Little Falls proved a very agreeable layover with its 30 amp electricity and free showers. We hiked to grocery and did laundry and I explored while Chris put in a couple days work. Little Falls is tucked away under looming stone and forest hills on each side of the Mohawk. Once a major portage, the first attempt at canal building along the Erie corrider took place here in the 1790s when 5 locks were built around the falls. Today one lock replaces them. It is the highest lift on the canal at 41 feet. The lock's lower gate rises up like a gigantic sluice way door. This lock drops you down quite quickly. You almost feel your are in an elevator with your boat. And you just keep on going-more than 3 stories down into a slime covered chamber. The steel clad walls loom high overhead and dozens of jets of trapped water arch out from them through pin hole leaks. This lock has concrete walls 30 feet thick at the base and the culverts that let water in and out are 9 feet in diameter. Despite the massive volume of water moving around, the descent is very smooth-one big silent flush. Finally at bottom a deep toned boom followed by a drawn out groan that sounds like the world's ending sounds as the 120 ton lift gate rises slowly. As it goes up a 90 ton concrete counterweight descends. You pass under both of them as you exit.
This lock really show cases massive scale American industrial engineering c 1912. After this one, the rest of the locks stepping us down to sea level by 8 to 10 foot intervals were an anti climax. The heavy rains of Tuesday night left us with a notable current perhaps a half knot pushing us along. As we headed east the Adirondack foot hills to the north and the Catskill mountains to the south pressed inward looming over the river and forcing rail, Thru way and canal together. We were so close to the main rail line we could wave to the trains on our left and get a toot back. And to our right semis roared west on the highway a few yards and another world away. We could easily read the road signs-190 miles to New York City, as we chugged along at 6.

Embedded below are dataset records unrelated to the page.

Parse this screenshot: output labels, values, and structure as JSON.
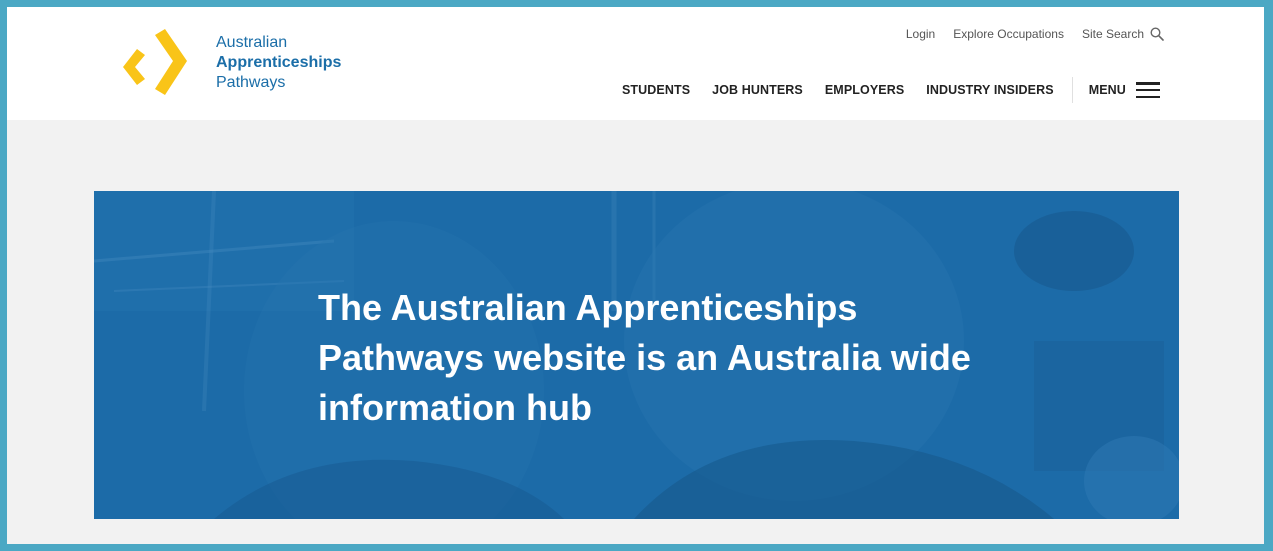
{
  "logo": {
    "line1": "Australian",
    "line2": "Apprenticeships",
    "line3": "Pathways",
    "chevron_color": "#f9c418"
  },
  "utility_nav": {
    "login": "Login",
    "explore": "Explore Occupations",
    "site_search": "Site Search",
    "search_icon": "search-icon"
  },
  "main_nav": {
    "items": [
      "STUDENTS",
      "JOB HUNTERS",
      "EMPLOYERS",
      "INDUSTRY INSIDERS"
    ],
    "menu_label": "MENU",
    "menu_icon": "hamburger-icon"
  },
  "hero": {
    "title": "The Australian Apprenticeships Pathways website is an Australia wide information hub",
    "overlay_color": "#1d6ba8"
  },
  "colors": {
    "frame_border": "#4ba8c4",
    "brand_blue": "#1b6ea8",
    "brand_yellow": "#f9c418"
  }
}
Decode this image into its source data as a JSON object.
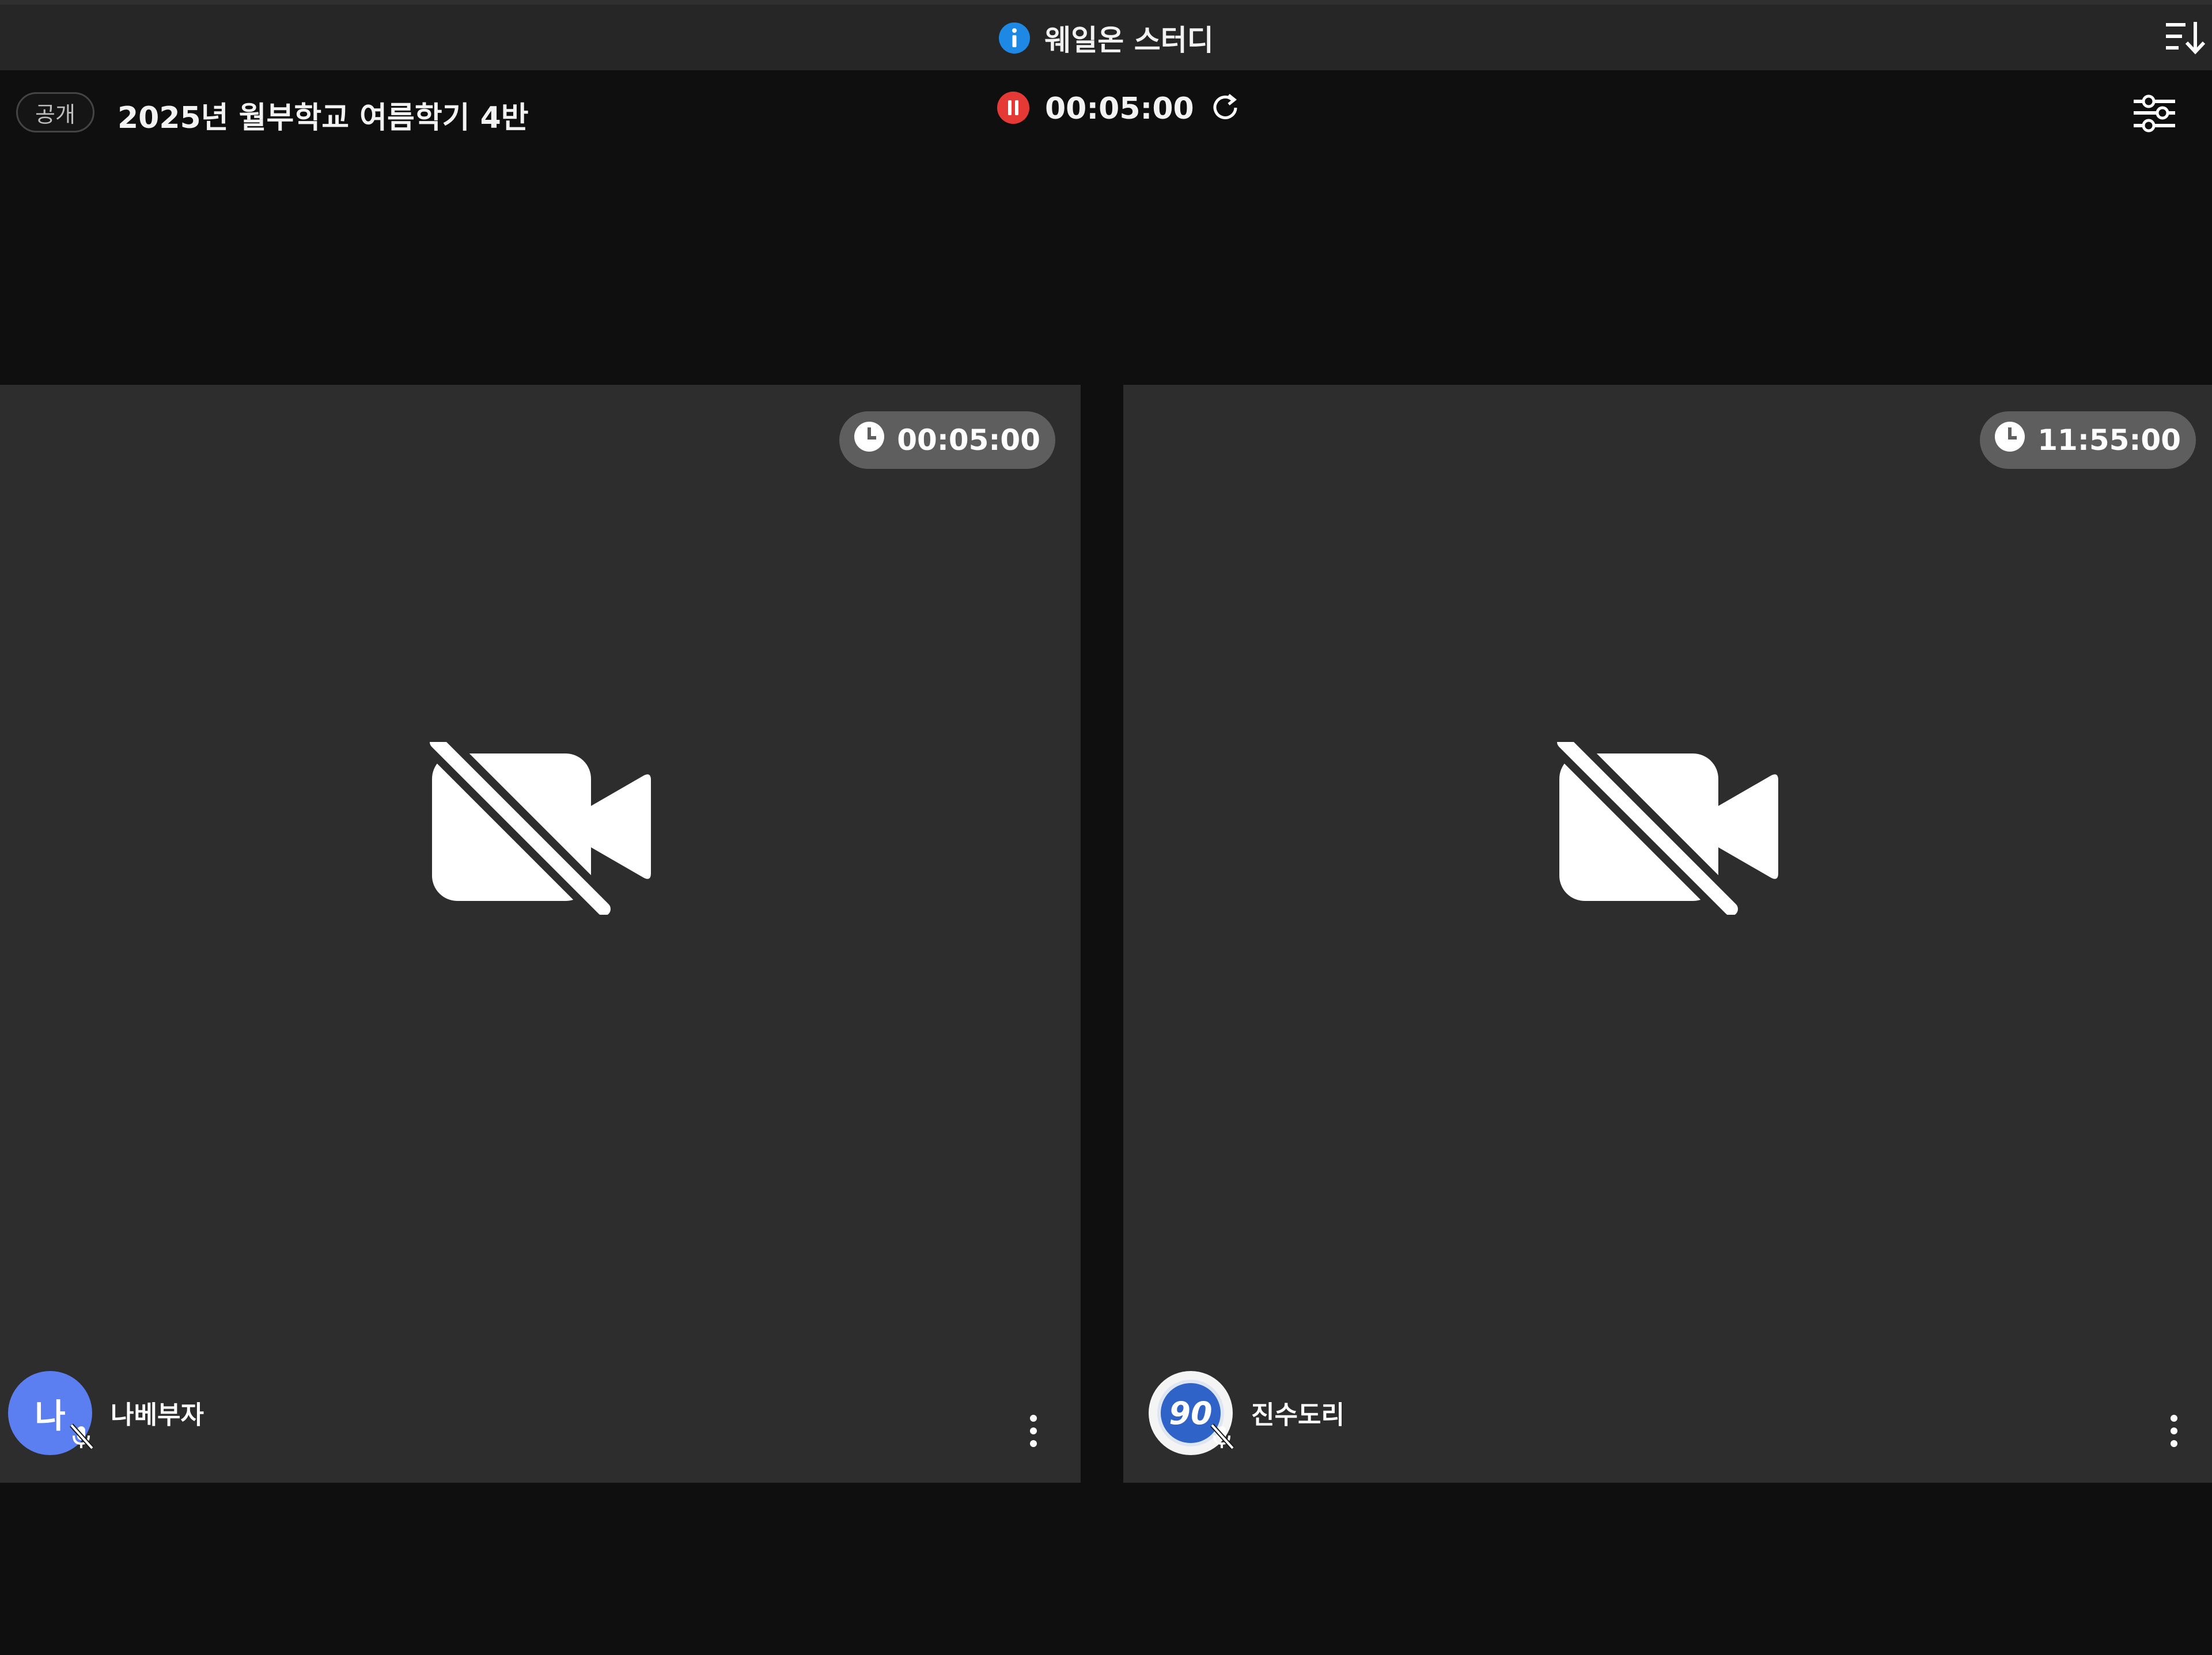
{
  "app": {
    "title": "웨일온 스터디"
  },
  "room": {
    "visibility_badge": "공개",
    "title": "2025년 월부학교 여름학기 4반",
    "timer": "00:05:00"
  },
  "participants": [
    {
      "name": "나베부자",
      "avatar_text": "나",
      "timer": "00:05:00",
      "avatar_color": "#5b7ef0"
    },
    {
      "name": "진수도리",
      "avatar_text": "90",
      "timer": "11:55:00",
      "avatar_color": "#2f63c8"
    }
  ],
  "colors": {
    "accent_blue": "#1e88e5",
    "pause_red": "#e53935",
    "background": "#0f0f0f",
    "tile": "#2d2d2d"
  },
  "icons": [
    "info-icon",
    "sort-icon",
    "pause-icon",
    "refresh-icon",
    "settings-sliders-icon",
    "clock-icon",
    "camera-off-icon",
    "mic-off-icon",
    "more-vertical-icon"
  ]
}
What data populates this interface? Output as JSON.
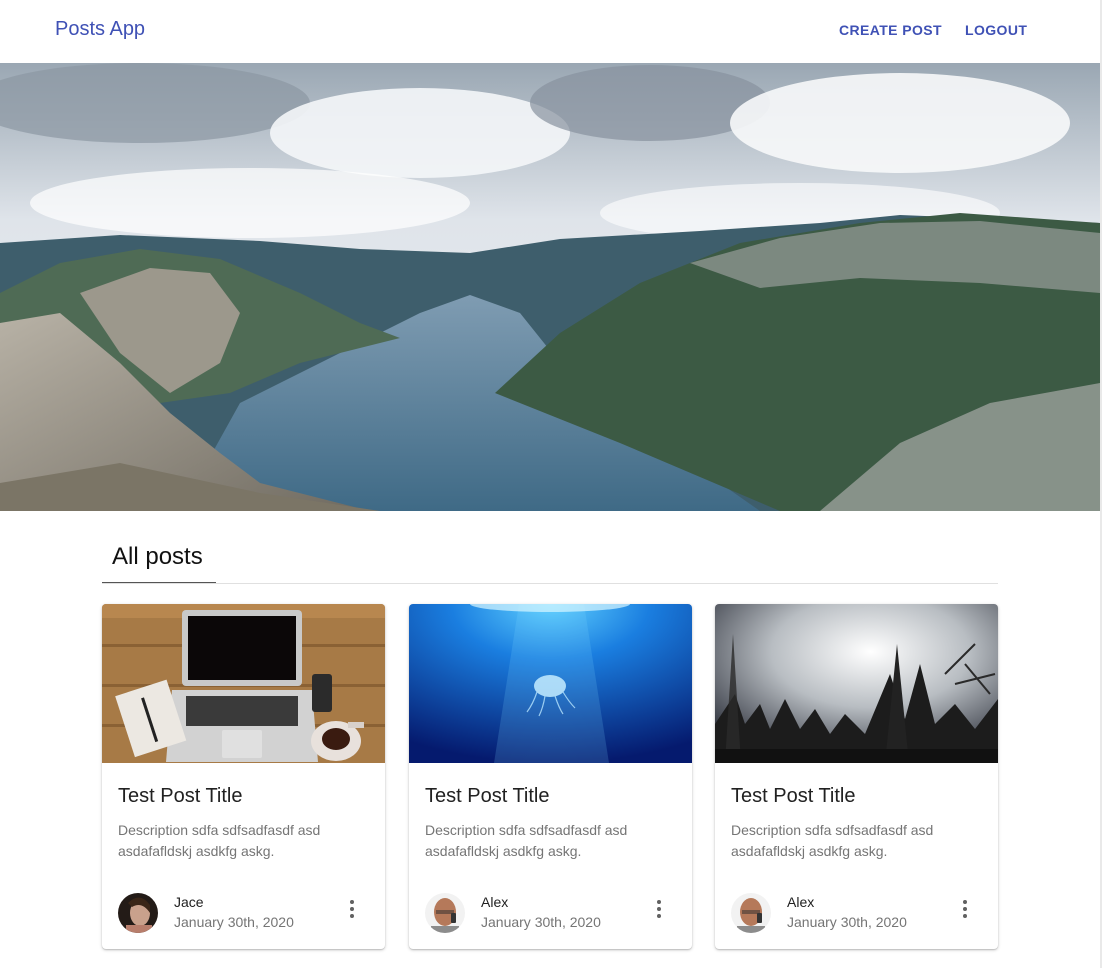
{
  "header": {
    "brand": "Posts App",
    "nav": {
      "create_post": "CREATE POST",
      "logout": "LOGOUT"
    }
  },
  "section": {
    "title": "All posts"
  },
  "posts": [
    {
      "title": "Test Post Title",
      "description": "Description sdfa sdfsadfasdf asd asdafafldskj asdkfg askg.",
      "author": "Jace",
      "date": "January 30th, 2020",
      "image": "laptop-desk-photo"
    },
    {
      "title": "Test Post Title",
      "description": "Description sdfa sdfsadfasdf asd asdafafldskj asdkfg askg.",
      "author": "Alex",
      "date": "January 30th, 2020",
      "image": "jellyfish-underwater-photo"
    },
    {
      "title": "Test Post Title",
      "description": "Description sdfa sdfsadfasdf asd asdafafldskj asdkfg askg.",
      "author": "Alex",
      "date": "January 30th, 2020",
      "image": "misty-forest-photo"
    }
  ],
  "colors": {
    "primary": "#3f51b5",
    "text": "#212121",
    "secondary_text": "#757575"
  }
}
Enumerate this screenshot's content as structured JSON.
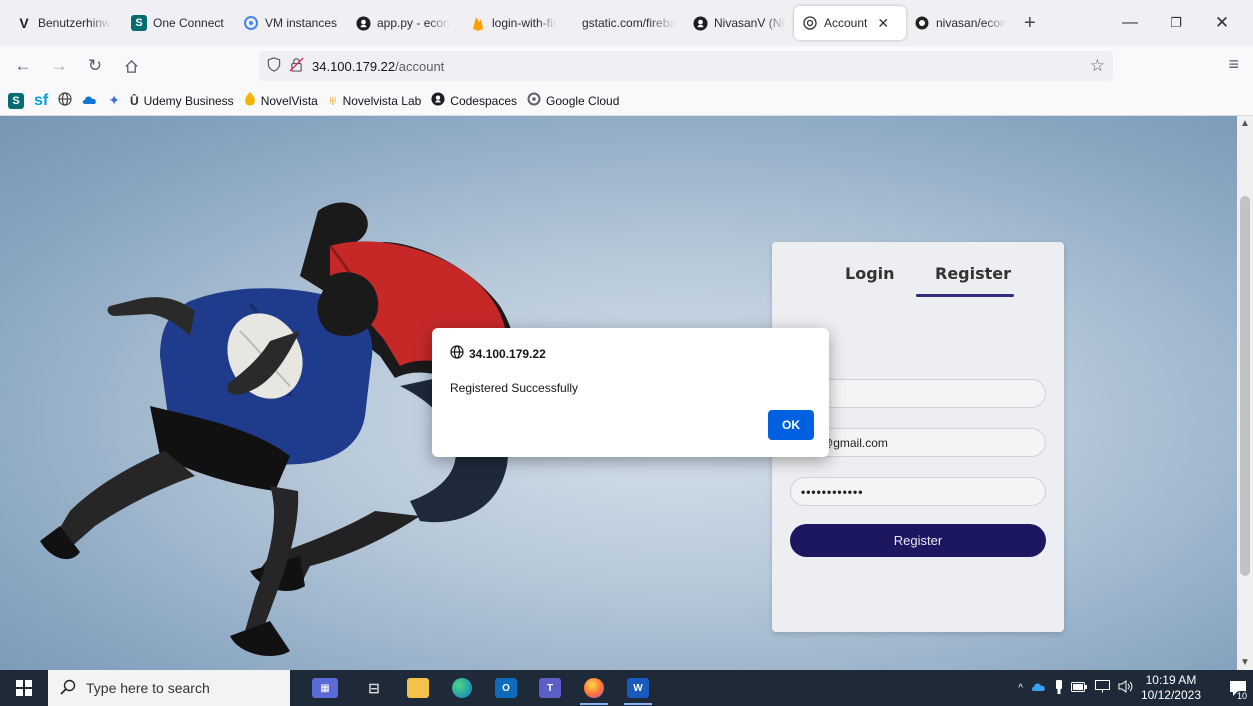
{
  "browser": {
    "tabs": [
      {
        "label": "Benutzerhinw",
        "icon": "v-logo-icon",
        "active": false
      },
      {
        "label": "One Connect",
        "icon": "sharepoint-icon",
        "active": false
      },
      {
        "label": "VM instances",
        "icon": "gcp-icon",
        "active": false
      },
      {
        "label": "app.py - econ",
        "icon": "github-icon",
        "active": false
      },
      {
        "label": "login-with-fir",
        "icon": "firebase-icon",
        "active": false
      },
      {
        "label": "gstatic.com/fireba",
        "icon": "",
        "active": false
      },
      {
        "label": "NivasanV (Niv",
        "icon": "github-icon",
        "active": false
      },
      {
        "label": "Account",
        "icon": "openai-icon",
        "active": true
      },
      {
        "label": "nivasan/ecom",
        "icon": "chatgpt-icon",
        "active": false
      }
    ],
    "url_host": "34.100.179.22",
    "url_path": "/account",
    "bookmarks": [
      {
        "label": "",
        "icon": "sharepoint-icon"
      },
      {
        "label": "",
        "icon": "salesforce-icon"
      },
      {
        "label": "",
        "icon": "globe-icon"
      },
      {
        "label": "",
        "icon": "onedrive-icon"
      },
      {
        "label": "",
        "icon": "sparkle-icon"
      },
      {
        "label": "Udemy Business",
        "icon": "udemy-icon"
      },
      {
        "label": "NovelVista",
        "icon": "novelvista-icon"
      },
      {
        "label": "Novelvista Lab",
        "icon": "novelvista-lab-icon"
      },
      {
        "label": "Codespaces",
        "icon": "github-icon"
      },
      {
        "label": "Google Cloud",
        "icon": "google-cloud-icon"
      }
    ]
  },
  "auth": {
    "login_tab": "Login",
    "register_tab": "Register",
    "active_tab": "Register",
    "username_value": "oup",
    "email_value": "oup@gmail.com",
    "password_value": "••••••••••••",
    "register_button": "Register"
  },
  "dialog": {
    "origin": "34.100.179.22",
    "message": "Registered Successfully",
    "ok_label": "OK"
  },
  "taskbar": {
    "search_placeholder": "Type here to search",
    "time": "10:19 AM",
    "date": "10/12/2023",
    "notification_count": "10"
  },
  "colors": {
    "accent_blue": "#0061e0",
    "register_button": "#1b1760",
    "tab_underline": "#2f2d7a",
    "taskbar": "#1f2a38"
  }
}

The Mohawk is one of the few rivers that breaches the highland barrier that runs form Canada to Georgia and as such has been a major transport corridor for 350 years. Today though unlike the 19th and early 20th century nearly all that traffic is land based. We saw a handful of boats on the canal this weekday and often were the only boat in the lock. We pulled into Amsterdam in late afternoon and settled in at the lock for what looks to be a quiet night. Hopefully we'll push on possibly to sea level waters tomorrow.
Tied up at Lock 11 in Amsterdam